Peaches is a Canadian performance artist & musician. Her sound is fun electroclash that is hard to label – punk, raw, touch of emo & disco, never overly slick. Lyrically she is directly sexual, challenging any gender norms & fearless. I have, as stand-alone: The Teaches of Peaches (2000), Fatherfucker (2003), Impeach My Bush (2006) & as mp3 I Feel Cream (2009) w the band Sweet Machine.
There’s a homemade feel to many of her tracks & even as she uses studio more the sound retains that sensibility – sort of a garage-band electro – which I enjoy. Videos of her live work reveal her to be a performance artist as opposed to a static vocalist. Her voice itself is pleasant enough & she’s a good a vocalist as say Katy Perry but clearly not interested in compromising her sound for crossover appeal. Possibly an acquired taste mind you so try her out on Youtube before investing in a couple of her releases.
Next on the shelf & completely different is People In Planes, a straight ahead rock band out of Wales. These guys are in the U2 mold of rock. I have stand-clones As Far As The Eye Can See (2006), Beyond The Horizon (2008), both of which are excellent if lacking in distinctiveness. I bought the first when I read they were from Wales & was not disappointed. The second continues their sound. The band is no longer together thanks to the usual struggle for fame & internal conflicts.
Not that I’m a patriot but I have added some groups to my collection because they are Welsh & some, like Superfurry Animals, even rock out in Welsh.

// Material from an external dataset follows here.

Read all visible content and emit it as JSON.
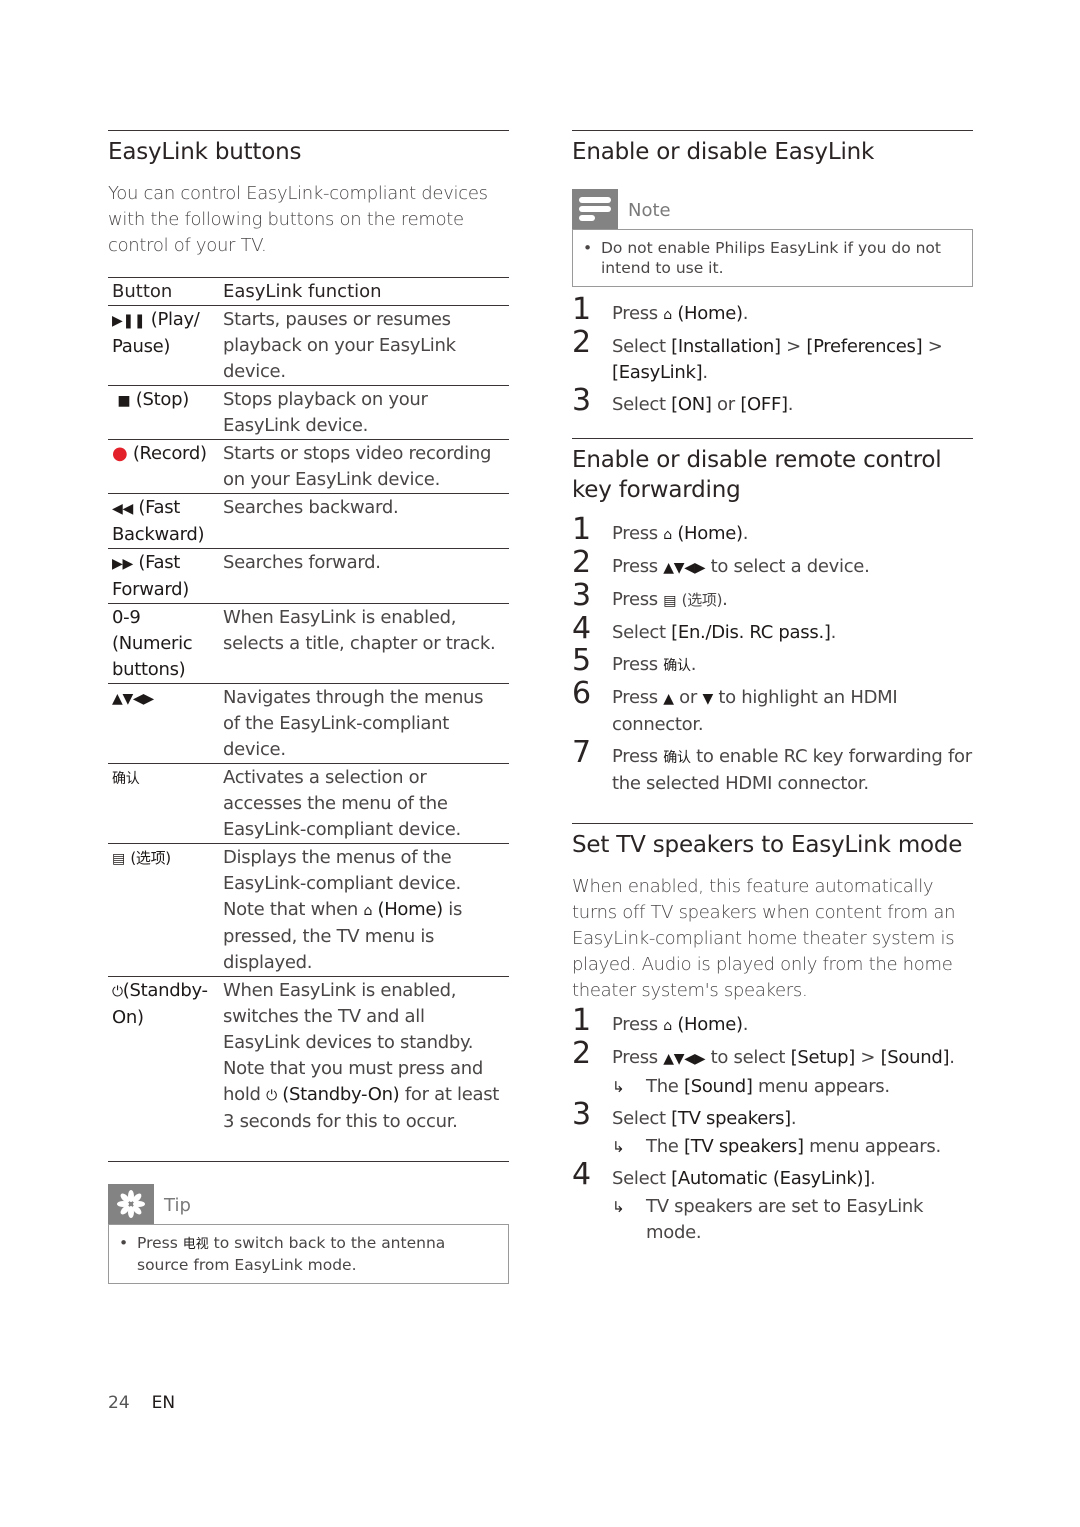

One way to revive an almost lost language is to take it out of quaint folk music & into rock. I even have a fine, sung in Welsh, electro dance collection by Clinigol, which is excellent.

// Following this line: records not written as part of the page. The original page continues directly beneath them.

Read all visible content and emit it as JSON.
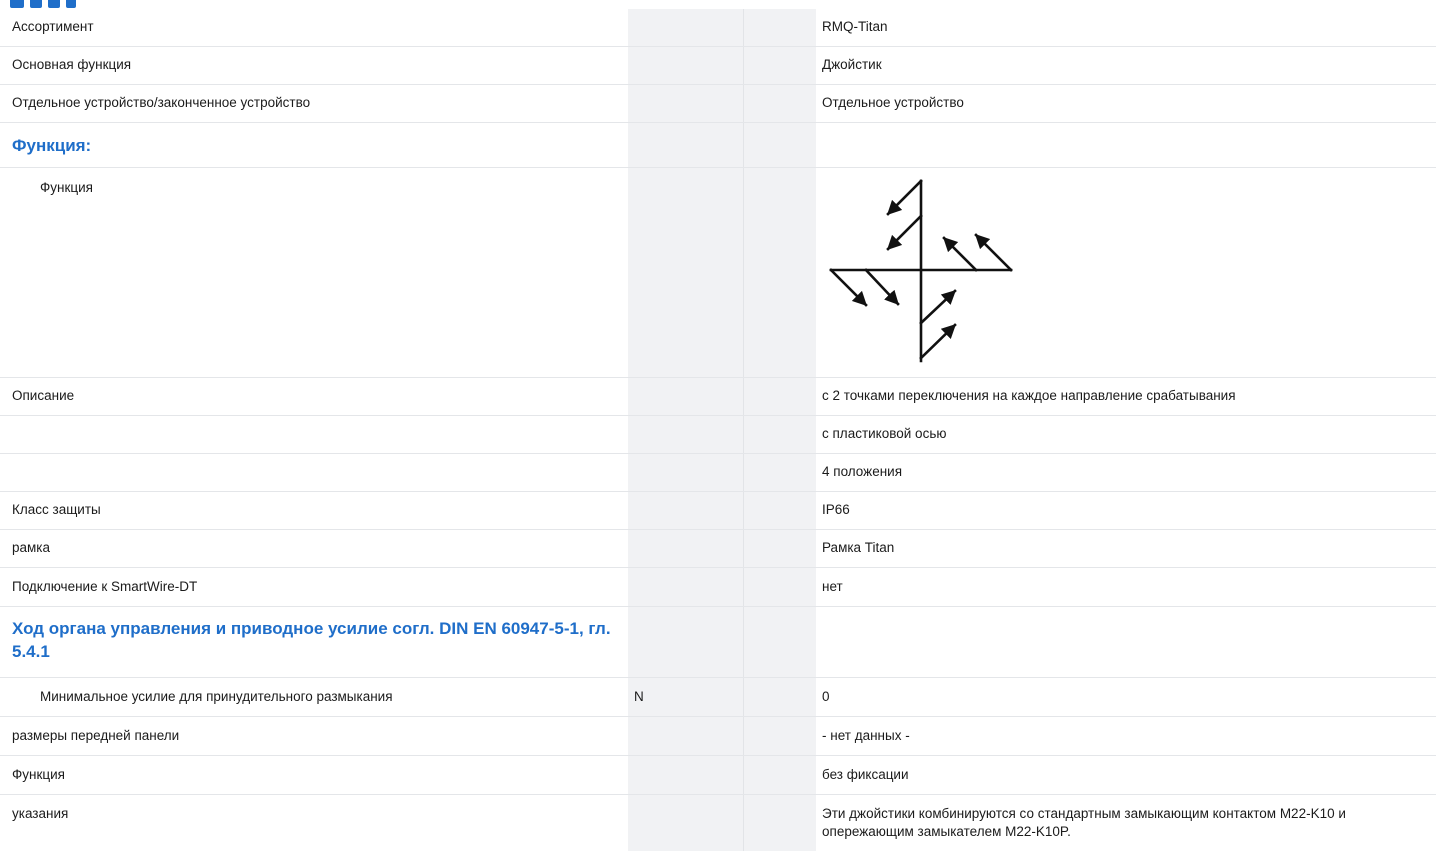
{
  "rows": [
    {
      "label": "Ассортимент",
      "unit": "",
      "value": "RMQ-Titan"
    },
    {
      "label": "Основная функция",
      "unit": "",
      "value": "Джойстик"
    },
    {
      "label": "Отдельное устройство/законченное устройство",
      "unit": "",
      "value": "Отдельное устройство"
    },
    {
      "section": "Функция:"
    },
    {
      "label": "Функция",
      "unit": "",
      "value": "",
      "icon": "joystick-switching-function-diagram"
    },
    {
      "label": "Описание",
      "unit": "",
      "value": "с 2 точками переключения на каждое направление срабатывания"
    },
    {
      "label": "",
      "unit": "",
      "value": "с пластиковой осью"
    },
    {
      "label": "",
      "unit": "",
      "value": "4 положения"
    },
    {
      "label": "Класс защиты",
      "unit": "",
      "value": "IP66"
    },
    {
      "label": "рамка",
      "unit": "",
      "value": "Рамка Titan"
    },
    {
      "label": "Подключение к SmartWire-DT",
      "unit": "",
      "value": "нет"
    },
    {
      "section": "Ход органа управления и приводное усилие согл. DIN EN 60947-5-1, гл. 5.4.1"
    },
    {
      "label": "Минимальное усилие для принудительного размыкания",
      "unit": "N",
      "value": "0"
    },
    {
      "label": "размеры передней панели",
      "unit": "",
      "value": "- нет данных -"
    },
    {
      "label": "Функция",
      "unit": "",
      "value": "без фиксации"
    },
    {
      "label": "указания",
      "unit": "",
      "value": "Эти джойстики комбинируются со стандартным замыкающим контактом M22-K10 и опережающим замыкателем M22-K10P."
    }
  ],
  "colors": {
    "accent": "#1f6ec9",
    "shade": "#f1f2f4",
    "border": "#e4e6e9"
  }
}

The Wings Of St. Martinia
Last night Hank Grebly did me the great honour & pleasure of taking me to the Maple Valley Rialto Cinema – it is a shame that this fine building is now only opened on weekends for our film going pleasures.
I can remember a time when it would be busy seven days a week, offering us the finest in Hollywood films and fresh roasted peaches or tasty caramel bark corn.

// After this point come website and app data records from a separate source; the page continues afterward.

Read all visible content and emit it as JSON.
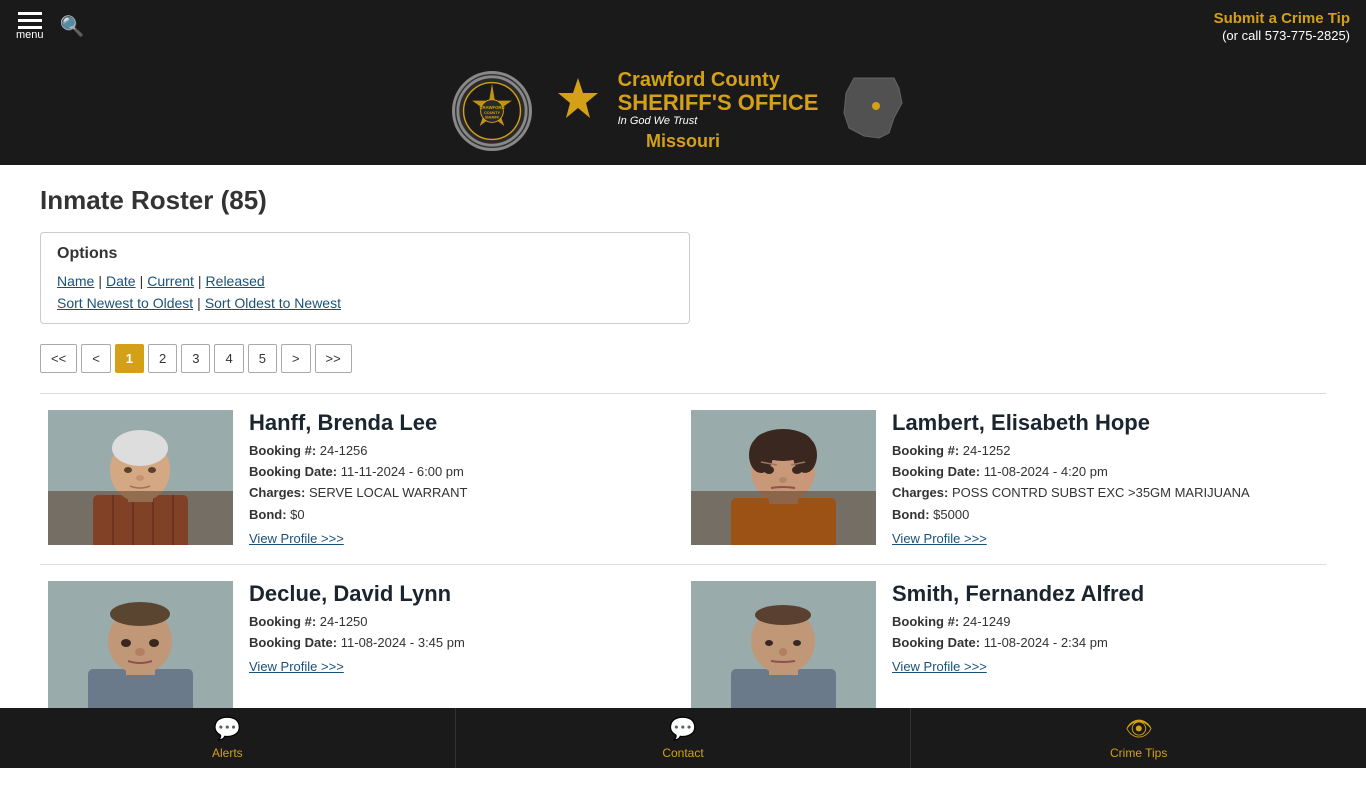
{
  "site": {
    "title": "Crawford County Sheriff's Office",
    "subtitle": "Missouri",
    "in_god": "In God We Trust",
    "crime_tip_label": "Submit a Crime Tip",
    "crime_tip_phone": "(or call 573-775-2825)"
  },
  "page": {
    "title": "Inmate Roster (85)"
  },
  "options": {
    "title": "Options",
    "links": {
      "name": "Name",
      "date": "Date",
      "current": "Current",
      "released": "Released"
    },
    "sort_newest": "Sort Newest to Oldest",
    "sort_oldest": "Sort Oldest to Newest"
  },
  "pagination": {
    "first": "<<",
    "prev": "<",
    "next": ">",
    "last": ">>",
    "pages": [
      "1",
      "2",
      "3",
      "4",
      "5"
    ],
    "active": "1"
  },
  "inmates": [
    {
      "id": "hanff",
      "name": "Hanff, Brenda Lee",
      "booking_num": "24-1256",
      "booking_date": "11-11-2024 - 6:00 pm",
      "charges": "SERVE LOCAL WARRANT",
      "bond": "$0",
      "view_profile": "View Profile >>>"
    },
    {
      "id": "lambert",
      "name": "Lambert, Elisabeth Hope",
      "booking_num": "24-1252",
      "booking_date": "11-08-2024 - 4:20 pm",
      "charges": "POSS CONTRD SUBST EXC >35GM MARIJUANA",
      "bond": "$5000",
      "view_profile": "View Profile >>>"
    },
    {
      "id": "declue",
      "name": "Declue, David Lynn",
      "booking_num": "24-1250",
      "booking_date": "11-08-2024 - 3:45 pm",
      "charges": "",
      "bond": "",
      "view_profile": "View Profile >>>"
    },
    {
      "id": "smith",
      "name": "Smith, Fernandez Alfred",
      "booking_num": "24-1249",
      "booking_date": "11-08-2024 - 2:34 pm",
      "charges": "",
      "bond": "",
      "view_profile": "View Profile >>>"
    }
  ],
  "bottom_nav": [
    {
      "id": "alerts",
      "label": "Alerts",
      "icon": "💬"
    },
    {
      "id": "contact",
      "label": "Contact",
      "icon": "💬"
    },
    {
      "id": "crime-tips",
      "label": "Crime Tips",
      "icon": "👁"
    }
  ],
  "labels": {
    "booking_num": "Booking #:",
    "booking_date": "Booking Date:",
    "charges": "Charges:",
    "bond": "Bond:"
  }
}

Every time I enter the Rialto I am taken back to a distant era – the mirror balls in the ceiling reflect the many spot lights around the floor. The zig-zag carpeting & lame seat coverings make me long for simpler times.
The film Hank took me to was “The Wings Of St. Martinia.” Many of you are familiar with the local tales of St. Martinia & the font at St. Sufferer’s. Those are her blood spattered wings holding the baptismal tub in the centre of the nave. Not her actual wings, but representations. Not many angels would have had five sets of wings.
Like the Rialto this film is also a relic of another time. Recently discovered in the vaults at College of Arts and Reconstructionist Designers, we were first treated to a lecture by Rudgar Quartz, the Professor of Cinema Studies there, who gave the history of both the film, St, Martinia and the Rialto itself. A very educational evening, leavened by the delightful film itself.
The story is a simple one of suffering and repentance through suffering. Martinia, born out of wed-lock to the daughter of silver smith and troupe of travelling carnival workers, had to face the disgrace of her family and neighbours all through her life.
She saved her fellow orphans from the rain of comets in 1879 by waking each and every child, and leading them to safety. Sadly she wasn’t able to get back to rescue any of her teachers. She comforted the children, as they heard the screams of the staff, who had been trapped in locked rooms in the upper quarters of the orphanage.
In leading the children through the swamps to safety she also rescued Button, a Labrador retriever and her recent litter of puppies. This is why the suckling Labrador retriever has become the representation for St Martinia. When they say, she of the many teats, they are referring to Button and not to St Martinia.
A fact that I was not aware of either.
The movie follows her travails in the garment trade, being abducted by pirates and finally her mission to Mongolia where she single handedly brought the word of good to those unhappy and dirty mountain people. Her attempts to show them the joys of washing brought tears of joy to my eyes.
If you have a chance to, get in to see this delightful movie. Tell them Dolly sent you, and you may get an extra dash of moose mustard on your red hots.